After a lifetime of seeing pictures of those outstretched index fingers, I wanted to see the rest. Not a bad painting for a guy who thought he was a sculptor.What a delight to find a book that unveils all the religious, political and artistic mechanics behind one of the world’s greatest masterpieces. Michelangelo, to put it mildly, was a complex human being, and the book, Michelangelo and the Pope’s Ceiling captures the complexity of this genius along with the age in which he lived.  The book’s 384 pages may have more details about, say, the mixing of colors, than some readers can tolerate, but I loved every fussy, gossipy moment of it. I went to Rome fully prepared to see the Sistine Chapel with an educated eye, thanks to this addition to my travel library. And on the morning I had scheduled to go to the Vatican, I fell ill. Oh well, there is always next time. I hope.

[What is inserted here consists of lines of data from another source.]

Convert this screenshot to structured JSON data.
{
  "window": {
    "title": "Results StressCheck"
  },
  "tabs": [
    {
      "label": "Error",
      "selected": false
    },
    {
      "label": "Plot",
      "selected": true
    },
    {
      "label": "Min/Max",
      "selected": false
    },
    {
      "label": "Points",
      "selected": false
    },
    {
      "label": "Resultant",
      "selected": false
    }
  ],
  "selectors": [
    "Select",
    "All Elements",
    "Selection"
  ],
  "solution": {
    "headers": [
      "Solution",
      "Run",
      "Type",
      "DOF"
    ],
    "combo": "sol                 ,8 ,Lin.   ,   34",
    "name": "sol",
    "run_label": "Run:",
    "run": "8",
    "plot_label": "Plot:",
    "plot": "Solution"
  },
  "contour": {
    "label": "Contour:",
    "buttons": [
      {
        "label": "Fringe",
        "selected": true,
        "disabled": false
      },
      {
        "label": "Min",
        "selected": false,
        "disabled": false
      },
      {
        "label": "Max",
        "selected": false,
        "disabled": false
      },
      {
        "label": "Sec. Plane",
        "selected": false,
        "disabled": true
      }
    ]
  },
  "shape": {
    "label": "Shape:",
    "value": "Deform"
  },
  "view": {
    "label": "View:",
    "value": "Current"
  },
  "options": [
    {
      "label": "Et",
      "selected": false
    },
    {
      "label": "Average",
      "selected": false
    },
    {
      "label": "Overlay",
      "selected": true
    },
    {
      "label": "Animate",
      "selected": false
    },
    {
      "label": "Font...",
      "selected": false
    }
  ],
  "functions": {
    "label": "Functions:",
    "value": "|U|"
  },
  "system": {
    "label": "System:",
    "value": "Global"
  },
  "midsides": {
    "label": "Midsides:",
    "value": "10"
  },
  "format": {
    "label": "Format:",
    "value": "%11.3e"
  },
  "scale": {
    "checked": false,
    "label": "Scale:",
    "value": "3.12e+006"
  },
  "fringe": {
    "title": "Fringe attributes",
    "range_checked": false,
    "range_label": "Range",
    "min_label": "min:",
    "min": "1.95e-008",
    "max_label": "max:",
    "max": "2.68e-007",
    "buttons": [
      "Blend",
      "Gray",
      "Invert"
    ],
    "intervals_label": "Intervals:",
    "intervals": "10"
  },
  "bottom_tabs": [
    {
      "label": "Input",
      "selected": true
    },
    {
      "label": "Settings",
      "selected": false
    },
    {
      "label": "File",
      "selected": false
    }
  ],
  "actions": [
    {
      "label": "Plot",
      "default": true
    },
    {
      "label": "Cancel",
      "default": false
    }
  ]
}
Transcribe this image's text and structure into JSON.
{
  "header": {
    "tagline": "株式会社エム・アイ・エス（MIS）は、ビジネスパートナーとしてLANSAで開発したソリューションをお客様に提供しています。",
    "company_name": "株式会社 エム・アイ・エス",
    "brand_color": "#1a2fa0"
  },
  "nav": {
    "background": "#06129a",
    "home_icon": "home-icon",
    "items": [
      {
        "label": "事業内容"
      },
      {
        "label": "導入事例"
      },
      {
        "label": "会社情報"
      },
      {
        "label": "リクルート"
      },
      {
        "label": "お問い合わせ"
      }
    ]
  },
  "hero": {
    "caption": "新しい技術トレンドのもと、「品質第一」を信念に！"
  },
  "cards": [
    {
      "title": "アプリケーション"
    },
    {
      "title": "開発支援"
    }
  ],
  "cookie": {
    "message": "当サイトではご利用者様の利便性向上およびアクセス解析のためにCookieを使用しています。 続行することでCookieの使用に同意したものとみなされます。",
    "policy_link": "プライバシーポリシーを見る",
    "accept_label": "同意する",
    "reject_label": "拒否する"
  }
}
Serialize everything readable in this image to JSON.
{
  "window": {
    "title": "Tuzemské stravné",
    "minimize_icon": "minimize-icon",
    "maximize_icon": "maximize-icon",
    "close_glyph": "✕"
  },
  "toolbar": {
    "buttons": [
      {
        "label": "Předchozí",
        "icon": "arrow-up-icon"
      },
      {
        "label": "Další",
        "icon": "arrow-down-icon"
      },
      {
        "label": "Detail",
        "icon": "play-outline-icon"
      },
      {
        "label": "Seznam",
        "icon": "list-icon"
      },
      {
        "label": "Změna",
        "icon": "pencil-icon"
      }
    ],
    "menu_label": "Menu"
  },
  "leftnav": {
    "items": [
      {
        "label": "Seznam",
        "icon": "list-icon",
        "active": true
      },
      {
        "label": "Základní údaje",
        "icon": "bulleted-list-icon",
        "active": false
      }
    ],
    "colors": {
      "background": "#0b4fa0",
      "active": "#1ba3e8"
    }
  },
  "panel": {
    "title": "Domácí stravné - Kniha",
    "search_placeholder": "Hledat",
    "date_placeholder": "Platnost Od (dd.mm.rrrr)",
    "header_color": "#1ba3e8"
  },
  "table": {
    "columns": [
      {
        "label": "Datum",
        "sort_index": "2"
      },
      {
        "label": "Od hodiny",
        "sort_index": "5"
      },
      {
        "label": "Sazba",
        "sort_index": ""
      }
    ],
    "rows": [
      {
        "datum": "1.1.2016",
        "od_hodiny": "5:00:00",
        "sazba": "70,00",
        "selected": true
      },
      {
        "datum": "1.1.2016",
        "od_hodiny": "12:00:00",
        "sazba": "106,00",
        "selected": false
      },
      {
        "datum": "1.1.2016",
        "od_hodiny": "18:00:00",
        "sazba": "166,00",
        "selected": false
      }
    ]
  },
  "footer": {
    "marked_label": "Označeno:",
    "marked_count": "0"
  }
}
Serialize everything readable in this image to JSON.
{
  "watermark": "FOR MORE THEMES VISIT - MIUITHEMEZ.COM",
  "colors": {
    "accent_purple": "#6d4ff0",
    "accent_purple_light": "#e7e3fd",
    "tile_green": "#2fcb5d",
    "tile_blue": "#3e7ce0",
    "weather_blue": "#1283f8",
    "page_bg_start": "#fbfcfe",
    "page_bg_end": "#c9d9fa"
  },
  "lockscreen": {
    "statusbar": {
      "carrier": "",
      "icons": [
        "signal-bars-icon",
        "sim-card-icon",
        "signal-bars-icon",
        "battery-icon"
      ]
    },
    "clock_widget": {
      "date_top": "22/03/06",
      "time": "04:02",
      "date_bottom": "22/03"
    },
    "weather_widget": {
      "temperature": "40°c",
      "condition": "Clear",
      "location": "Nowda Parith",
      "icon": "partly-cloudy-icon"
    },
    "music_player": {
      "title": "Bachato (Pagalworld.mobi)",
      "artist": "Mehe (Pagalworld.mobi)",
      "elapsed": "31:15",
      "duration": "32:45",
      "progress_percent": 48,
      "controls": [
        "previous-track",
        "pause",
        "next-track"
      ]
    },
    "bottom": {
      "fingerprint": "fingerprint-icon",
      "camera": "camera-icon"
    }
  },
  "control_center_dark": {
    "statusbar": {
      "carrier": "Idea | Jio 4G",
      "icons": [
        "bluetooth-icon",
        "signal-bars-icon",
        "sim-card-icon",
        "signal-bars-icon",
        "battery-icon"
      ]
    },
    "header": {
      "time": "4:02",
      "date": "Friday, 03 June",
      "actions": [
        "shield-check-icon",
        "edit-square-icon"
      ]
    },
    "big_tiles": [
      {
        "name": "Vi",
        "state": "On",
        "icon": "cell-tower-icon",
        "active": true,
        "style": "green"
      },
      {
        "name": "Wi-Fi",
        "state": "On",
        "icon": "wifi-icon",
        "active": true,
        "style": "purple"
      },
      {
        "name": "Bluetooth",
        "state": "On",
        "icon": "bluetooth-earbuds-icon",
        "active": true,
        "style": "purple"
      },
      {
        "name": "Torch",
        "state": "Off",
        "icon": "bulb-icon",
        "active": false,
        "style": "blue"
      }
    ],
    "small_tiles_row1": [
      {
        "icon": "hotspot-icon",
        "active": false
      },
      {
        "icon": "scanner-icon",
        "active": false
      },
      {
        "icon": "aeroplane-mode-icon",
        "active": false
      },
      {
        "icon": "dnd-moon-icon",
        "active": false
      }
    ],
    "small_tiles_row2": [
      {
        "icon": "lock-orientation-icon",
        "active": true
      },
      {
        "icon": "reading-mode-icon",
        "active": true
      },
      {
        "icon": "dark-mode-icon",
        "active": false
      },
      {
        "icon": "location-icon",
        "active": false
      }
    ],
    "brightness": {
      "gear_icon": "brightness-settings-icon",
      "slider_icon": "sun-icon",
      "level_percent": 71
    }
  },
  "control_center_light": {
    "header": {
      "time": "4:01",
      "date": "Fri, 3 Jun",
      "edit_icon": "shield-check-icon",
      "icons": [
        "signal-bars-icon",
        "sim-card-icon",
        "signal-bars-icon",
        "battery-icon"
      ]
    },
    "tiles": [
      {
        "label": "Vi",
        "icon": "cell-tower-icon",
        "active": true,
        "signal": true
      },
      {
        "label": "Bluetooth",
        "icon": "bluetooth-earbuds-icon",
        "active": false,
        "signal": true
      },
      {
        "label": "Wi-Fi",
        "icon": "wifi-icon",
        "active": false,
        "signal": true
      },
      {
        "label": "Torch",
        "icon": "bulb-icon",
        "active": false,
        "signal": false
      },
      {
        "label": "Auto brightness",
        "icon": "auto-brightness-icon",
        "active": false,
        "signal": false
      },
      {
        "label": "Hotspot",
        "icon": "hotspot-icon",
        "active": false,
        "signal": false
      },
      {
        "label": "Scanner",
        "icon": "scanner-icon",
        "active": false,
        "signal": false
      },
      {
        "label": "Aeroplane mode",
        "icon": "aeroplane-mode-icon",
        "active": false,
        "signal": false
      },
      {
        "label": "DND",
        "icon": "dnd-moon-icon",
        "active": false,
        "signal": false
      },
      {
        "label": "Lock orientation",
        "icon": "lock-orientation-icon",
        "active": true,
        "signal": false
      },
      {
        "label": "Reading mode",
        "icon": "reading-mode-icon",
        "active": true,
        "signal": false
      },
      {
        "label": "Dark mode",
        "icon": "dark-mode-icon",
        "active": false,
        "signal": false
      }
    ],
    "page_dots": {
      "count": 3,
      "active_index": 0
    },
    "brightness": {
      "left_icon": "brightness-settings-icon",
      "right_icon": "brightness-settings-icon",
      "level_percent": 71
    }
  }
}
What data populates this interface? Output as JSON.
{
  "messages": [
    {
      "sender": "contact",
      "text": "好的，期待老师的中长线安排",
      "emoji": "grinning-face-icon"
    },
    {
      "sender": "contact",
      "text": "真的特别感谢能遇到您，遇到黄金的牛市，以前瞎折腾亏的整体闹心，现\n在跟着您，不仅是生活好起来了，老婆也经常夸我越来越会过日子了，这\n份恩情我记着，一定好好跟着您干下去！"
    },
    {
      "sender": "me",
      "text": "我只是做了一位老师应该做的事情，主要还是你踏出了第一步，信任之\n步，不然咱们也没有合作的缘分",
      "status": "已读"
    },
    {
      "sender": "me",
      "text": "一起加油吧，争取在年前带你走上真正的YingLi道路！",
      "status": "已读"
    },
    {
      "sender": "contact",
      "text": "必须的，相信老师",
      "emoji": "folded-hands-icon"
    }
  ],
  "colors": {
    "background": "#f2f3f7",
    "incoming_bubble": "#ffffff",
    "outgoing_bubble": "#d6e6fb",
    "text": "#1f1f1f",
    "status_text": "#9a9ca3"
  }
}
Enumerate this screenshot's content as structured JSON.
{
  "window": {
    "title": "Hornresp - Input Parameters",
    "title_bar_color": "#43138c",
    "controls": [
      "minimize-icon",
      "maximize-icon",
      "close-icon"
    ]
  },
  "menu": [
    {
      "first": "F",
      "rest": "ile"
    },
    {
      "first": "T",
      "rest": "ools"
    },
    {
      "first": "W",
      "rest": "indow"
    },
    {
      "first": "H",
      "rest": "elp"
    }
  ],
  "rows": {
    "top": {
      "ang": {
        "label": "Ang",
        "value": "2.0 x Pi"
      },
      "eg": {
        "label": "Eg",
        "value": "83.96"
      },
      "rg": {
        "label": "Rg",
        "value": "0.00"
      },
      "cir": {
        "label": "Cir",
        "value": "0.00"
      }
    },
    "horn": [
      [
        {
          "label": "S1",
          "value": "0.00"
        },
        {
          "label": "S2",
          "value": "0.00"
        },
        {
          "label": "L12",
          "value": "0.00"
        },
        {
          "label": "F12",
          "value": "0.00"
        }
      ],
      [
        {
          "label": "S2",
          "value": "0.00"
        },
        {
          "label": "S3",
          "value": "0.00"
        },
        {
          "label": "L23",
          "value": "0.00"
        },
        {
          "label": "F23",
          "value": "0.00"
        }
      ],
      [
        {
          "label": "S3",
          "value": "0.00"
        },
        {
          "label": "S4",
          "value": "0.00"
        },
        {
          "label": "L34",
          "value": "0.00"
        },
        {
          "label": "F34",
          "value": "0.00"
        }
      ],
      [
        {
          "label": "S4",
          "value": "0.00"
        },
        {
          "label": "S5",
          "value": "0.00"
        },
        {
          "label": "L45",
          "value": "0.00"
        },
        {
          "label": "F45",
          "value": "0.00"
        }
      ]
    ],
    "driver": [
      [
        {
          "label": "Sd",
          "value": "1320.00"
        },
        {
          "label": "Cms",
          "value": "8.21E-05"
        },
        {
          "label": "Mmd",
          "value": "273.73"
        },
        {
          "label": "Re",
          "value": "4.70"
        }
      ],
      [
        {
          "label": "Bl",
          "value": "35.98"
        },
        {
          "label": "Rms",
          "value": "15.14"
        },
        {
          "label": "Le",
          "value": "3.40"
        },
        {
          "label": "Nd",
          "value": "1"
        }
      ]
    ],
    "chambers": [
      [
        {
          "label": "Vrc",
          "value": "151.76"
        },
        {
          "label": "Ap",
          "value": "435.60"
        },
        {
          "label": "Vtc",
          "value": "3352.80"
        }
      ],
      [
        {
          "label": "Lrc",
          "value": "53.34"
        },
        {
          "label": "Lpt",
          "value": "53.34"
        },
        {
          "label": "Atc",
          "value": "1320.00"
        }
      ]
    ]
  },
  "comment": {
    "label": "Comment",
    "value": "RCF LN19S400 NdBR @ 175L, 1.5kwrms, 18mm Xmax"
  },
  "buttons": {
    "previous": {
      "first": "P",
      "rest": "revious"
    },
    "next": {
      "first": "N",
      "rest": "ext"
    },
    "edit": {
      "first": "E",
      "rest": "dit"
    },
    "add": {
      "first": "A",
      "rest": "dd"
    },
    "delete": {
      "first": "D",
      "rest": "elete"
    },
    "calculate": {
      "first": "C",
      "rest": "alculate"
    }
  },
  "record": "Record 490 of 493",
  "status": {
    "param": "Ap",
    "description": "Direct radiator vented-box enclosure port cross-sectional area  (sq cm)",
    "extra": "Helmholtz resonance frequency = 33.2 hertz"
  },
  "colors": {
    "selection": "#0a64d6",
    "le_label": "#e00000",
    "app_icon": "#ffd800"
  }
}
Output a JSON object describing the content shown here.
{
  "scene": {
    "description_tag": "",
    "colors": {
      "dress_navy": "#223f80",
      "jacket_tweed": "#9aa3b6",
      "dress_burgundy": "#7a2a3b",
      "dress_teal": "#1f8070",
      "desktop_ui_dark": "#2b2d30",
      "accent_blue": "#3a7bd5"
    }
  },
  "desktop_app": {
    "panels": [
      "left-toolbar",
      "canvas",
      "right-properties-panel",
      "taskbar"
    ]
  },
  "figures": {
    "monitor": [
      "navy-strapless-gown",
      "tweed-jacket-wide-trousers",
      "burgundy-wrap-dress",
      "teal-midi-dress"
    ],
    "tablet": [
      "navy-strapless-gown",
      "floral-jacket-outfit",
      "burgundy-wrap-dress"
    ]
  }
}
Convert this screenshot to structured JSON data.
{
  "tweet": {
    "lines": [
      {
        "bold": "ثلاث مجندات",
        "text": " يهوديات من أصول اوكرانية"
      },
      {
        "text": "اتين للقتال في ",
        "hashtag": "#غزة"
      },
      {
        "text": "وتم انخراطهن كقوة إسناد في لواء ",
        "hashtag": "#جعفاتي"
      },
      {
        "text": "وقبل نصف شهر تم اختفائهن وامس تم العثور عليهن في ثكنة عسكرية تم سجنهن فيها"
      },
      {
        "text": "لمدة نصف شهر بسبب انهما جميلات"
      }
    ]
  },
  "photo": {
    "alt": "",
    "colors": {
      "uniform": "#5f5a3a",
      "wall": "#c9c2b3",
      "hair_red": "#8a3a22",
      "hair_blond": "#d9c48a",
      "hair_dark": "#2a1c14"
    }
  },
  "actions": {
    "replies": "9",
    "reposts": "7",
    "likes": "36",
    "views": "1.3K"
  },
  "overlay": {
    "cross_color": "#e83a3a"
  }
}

And next time, I will expand beyond the Pope’s ceiling by reading A. K. Nickerson’s A Journey into  Michaelangelo’s Rome (2008), which was published after my last trip to Italy. See her video on You Tube.

Have you seen the Ceiling? What impressions did you carry away?

And if you want to share your love of Michelangelo and Italy, click a share button below.



Print Friendly, PDF & Email

About Vera Marie Badertscher

A freelance writer who loves to travel. When she is not traveling she is reading about travel. When she is not reading or traveling, she is sharing with the readers of A Traveler's Library, or recreating her family's past at Ancestors In Aprons . She has written for Reel Life With Jane, Life is a Trip and other websites. Also co-author of a biography, Quincy Tahoma, The Life and Legacy of a Navajo Artist. Contact Vera Marie by e-mail.

5 thoughts on “Michelangelo and the Sistine Chapel

  1. I agree with Pamposh….there are no words.
    To stand in the Sistine Chapel literally took my breathe away. I found myself holding my breathe as I tried to take it all in. Hundreds of people surround you…but are almost silent. Thankfully they are silent because with so much to appreciate it would be hard to concentrate if they weren’t.

    I stumbled on your blog tonight and have to say that I love it. You’ve combined my two great loves in life in your blog…why didn’t I think of this? 🙂

  2. I really enjoyed this book, as well as King’s book about Brunelleschi and the dome of the Florence cathedral. What surprised me about the Sistine Chapel were the wall frescoes of other clearly recognizable Renaissance artists. I’d always heard Michelangelo associated with the Sistine Chapel – never other artists! It was a delight to recognize Botticelli and others’ work.

Comments are closed.